Stephen Gilbert, CEO (left), and Josh Pritchard, president, of Anchour, a Lewiston-based brand and digital marketing company that was named one of Inc. magazine's fastest-growing private companies. Credit: Lori Valigra | BDN

LEWISTON, Maine — A branding and digital marketing company that aims to personalize the digital presence of clients expects high growth this year as it increases its revenue, employees and office space.

Anchour expects to boost revenue by 50 percent in 2019 and add eight more people by next year to join the current 22 employees, said Stephen Gilbert, CEO and co-founder of the company, which is located on Lisbon Street in downtown.

“We also need to expand our office, which is 2,000 square feet,” he said. “We want to stay in Lewiston.”

With the company’s rapid rise, he’s looking for up to triple the current amount of space. Anchour also plans to open an office in California next year as it takes on more clients there.

The 6-year-old Lewiston company helps clients with web development, digital marketing, rebranding, website design and telling their company’s story through their brand.

Anchour was named to the Inc 5000 list of fastest-growing private companies in the United States last week, one of 11 Maine companies to get that prestigious ranking.

Anchour came in fourth among Maine companies on the list and was No. 892 overall. The company’s revenues were up 476 percent to $2.5 million from 2015 to 2018.

About half of Anchour’s clients are in Maine and half are in the rest of the country. Maine clients include Agren Appliance, Dirigo Federal Credit Union, Baxter Brewing, Marden’s and new Southeast Asian restaurant Boba of Lewiston.

A little more than two years ago Anchour, which likes to create a story behind a brand, totally revamped Rainbow Credit Union. It came up with a new name, brand identity, interior design for all branches and website design.

The new name, Dirigo Federal Credit Union, is a takeoff on the state of Maine’s motto, “Dirigo,” meaning “I lead.” For the credit union, it represents continued momentum and growth.

“They are strong in the digital area, making an impact with a brand and brand awareness. Those are all things we were looking for,” said Nicole Mailhot, chief business officer at Dirigo.

Agren Appliance, the largest independent appliance dealers in the state, used Anchour to rebrand as well, said Eric Agren, marketing manager. The family business is based in Auburn.

Agren had previously hired Anchour to work on the website and branding for Fuel, a Lewiston restaurant he owned that closed last fall.

“Agren needed to rebrand itself as it was getting stale,” he said. “We needed to get coherent branding across all of our signage and business cards.

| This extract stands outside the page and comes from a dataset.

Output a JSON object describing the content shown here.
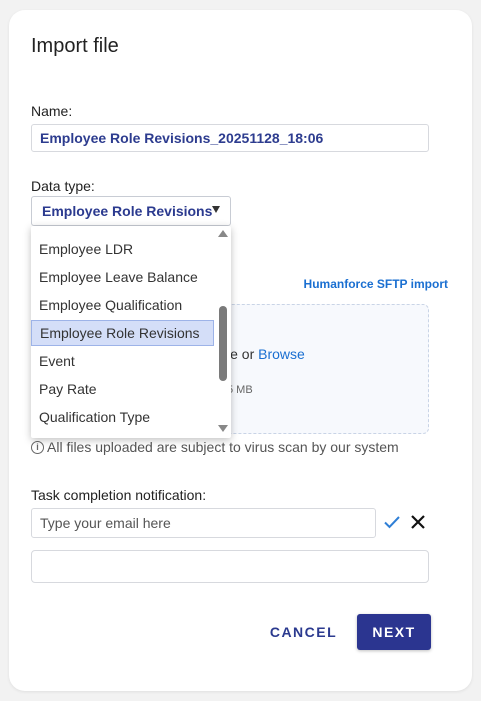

Anchor understands what we need.”

Josh Pritchard, 36, who is president of Anchour, said one thing that distinguishes his company from other marketing firms is that it can “marry high-end creative work with world-class technical assets.” And it personalizes the strategy for the client and its customers.

“We ask ‘why are we talking now? What are the goals” How do you want to grow?’” he said. “If I know the goals of the relationship, then there is engagement all around.”

Gilbert, 28, started the company in August 2013 after working as a web designer for a small firm in Farmington. He said the trend at the time was for companies to outsource design and digital development work, so he felt separated from clients.

“One of the key things I wanted was to start a firm that would have a close connection to clients,” he said. Anchour does not subcontract various aspects of digital design, branding and marketing work. Instead it does all that work itself.

“We integrate well with our clients,” Gilbert said. “We are not the best fit for everyone. We want to align with clients with core beliefs who love what they’re doing.”

That’s one aspect of Anchour that attracted client Kate Farms, a Santa Barbara, California-based company that makes organic plant-based nutrition formula for medicinal use.

“What makes Anchour special is in our first meeting with them, the interview went both ways. They were interviewing us as much as we were interviewing them,” said Nory Emori, creative director at Kate Farms.

“Josh and Stephen made it clear that they just don’t take any company as a client,” she said. “They need to believe in the company and in [its people].”

She credits Anchour’s work in market repositioning and rebranding with helping Kate Farms grow from 20 people two years ago to 80 employees today.

“We are very much partners,” she said.